The Phillies don’t have great catching options in the minor leagues, at least none who are currently ready to play in the majors, and are projected by scouts to become everyday players. More importantly, other than Brian McCann, A.J. Pierzynski, and Jarrod Saltalamacchia, the 2014 list of free agent catchers leaves a lot to be desired. Those three backstops represent the only legitimate first-string catchers, players worth playing 4 out of every 5 games, but the Phillies don’t need to go after such a player because Kratz provides them a catcher with the ability to catch and produce closer to every third game. So, if the Phillies can find a slightly more offensive oriented catcher who isn’t completely defensively deficient at a reasonable price tag, the combination of that catcher and Kratz should solidify the role for the Phillies in 2014.
Between Carlos Ruiz and Erik Kratz, the Phillies paid their catchers $5.5 million in 2013. At that price, if the two catchers provided just one win above replacement level, they would prove worthy of their salaries. Since he is pre-arbitration eligible, Kratz will make a very similar salary in 2014, providing the Phillies with some flexibility to find a second catcher. Looking at the list of free agent catchers, the best options for the Phillies would be either Bryan Pena or Geovany Soto. Soto won the NL rookie of the year with the Cubs in 2008, and has shown a power stroke in the past. He also ranks as an above average pitch framer, just over 2 runs this season in a backup role with the Rangers.
Brayan Pena, the current backup catcher in Detroit, is a switch hitter who also profiles as a solid framer, and would constitute a cheap option. If the Phillies truly want to add some offensive ability to the catching position and don’t mind ponying up a little more money to improve that aspect of the team, looking at A.J. Pierzynski might be the best option, but even in Texas this season, his hitting hasn’t been so much better as to title him an offensively minded catcher.
The Phillies may want to work hard to improve their catching situation for the 2014 season, but it may be that the solution to the problem is to have the catcher they already control, Kratz, play more games. Catcher’s provide value in many aspects of the game, as well as in numerous ways we cannot even quantify. Kratz seems to provide the club with a number of those necessities, which could, and should, provide Ruben Amaro more flexibility when making the final roster decisions prior to the 2014 season.
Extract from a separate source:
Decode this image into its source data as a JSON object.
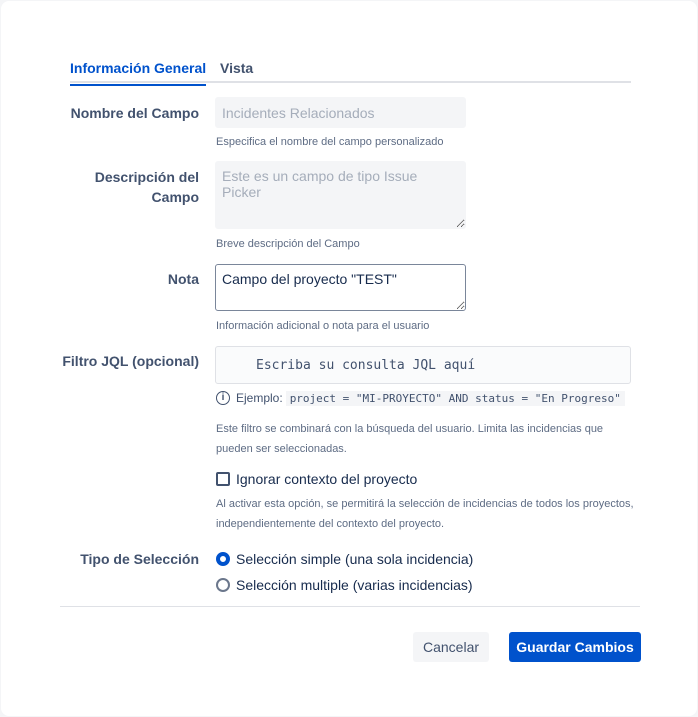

Carlos Ruiz has provided the Phillies some great moments, but his tenure has all but come to an end. Giving Kratz a larger bulk of the innings to catch in 2014 may provide the Phillies the most efficient way to improve their catching situation. Sometimes the simplest solution actually is the best one.
Topics: Erik Kratz